Action item:
In the entries that follow, find every line containing "left" and copy it.

(Stored dataset items)
◆ ◆ ◆ ◆

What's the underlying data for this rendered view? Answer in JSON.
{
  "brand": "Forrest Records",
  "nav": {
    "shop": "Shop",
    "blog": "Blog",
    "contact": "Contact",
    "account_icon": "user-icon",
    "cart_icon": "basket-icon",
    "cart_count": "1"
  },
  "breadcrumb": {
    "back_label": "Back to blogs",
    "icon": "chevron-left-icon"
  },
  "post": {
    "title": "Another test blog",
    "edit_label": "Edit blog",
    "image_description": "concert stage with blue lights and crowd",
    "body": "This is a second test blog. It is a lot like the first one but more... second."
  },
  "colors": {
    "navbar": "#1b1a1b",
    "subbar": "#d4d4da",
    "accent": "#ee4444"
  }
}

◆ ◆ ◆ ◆

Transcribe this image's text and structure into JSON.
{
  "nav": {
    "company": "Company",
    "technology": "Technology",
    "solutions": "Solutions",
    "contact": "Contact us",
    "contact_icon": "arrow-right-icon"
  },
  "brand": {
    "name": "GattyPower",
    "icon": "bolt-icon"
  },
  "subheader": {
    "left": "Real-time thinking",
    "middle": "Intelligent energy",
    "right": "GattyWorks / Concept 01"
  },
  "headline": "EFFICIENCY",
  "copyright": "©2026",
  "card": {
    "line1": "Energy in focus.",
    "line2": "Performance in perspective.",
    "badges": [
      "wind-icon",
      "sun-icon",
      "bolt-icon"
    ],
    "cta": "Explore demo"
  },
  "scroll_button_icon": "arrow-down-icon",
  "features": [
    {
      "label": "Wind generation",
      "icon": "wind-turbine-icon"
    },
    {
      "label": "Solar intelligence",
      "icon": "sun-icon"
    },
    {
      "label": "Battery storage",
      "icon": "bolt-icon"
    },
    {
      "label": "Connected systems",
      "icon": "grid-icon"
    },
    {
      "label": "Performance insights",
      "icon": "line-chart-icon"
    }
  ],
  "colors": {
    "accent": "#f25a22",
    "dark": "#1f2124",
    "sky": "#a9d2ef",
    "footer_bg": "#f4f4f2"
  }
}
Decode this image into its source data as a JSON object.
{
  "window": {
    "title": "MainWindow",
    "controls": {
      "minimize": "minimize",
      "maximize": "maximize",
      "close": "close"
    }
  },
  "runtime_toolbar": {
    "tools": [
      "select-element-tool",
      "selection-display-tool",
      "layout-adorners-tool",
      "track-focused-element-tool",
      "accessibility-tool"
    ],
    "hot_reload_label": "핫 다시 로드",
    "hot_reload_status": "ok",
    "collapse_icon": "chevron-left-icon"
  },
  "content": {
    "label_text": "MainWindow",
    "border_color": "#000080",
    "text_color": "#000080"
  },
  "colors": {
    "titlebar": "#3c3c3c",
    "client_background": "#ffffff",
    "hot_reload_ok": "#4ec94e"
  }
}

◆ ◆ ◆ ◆

Reply to the exercise:
    "icon": "chevron-left-icon"
    "left": "Real-time thinking",
    "collapse_icon": "chevron-left-icon"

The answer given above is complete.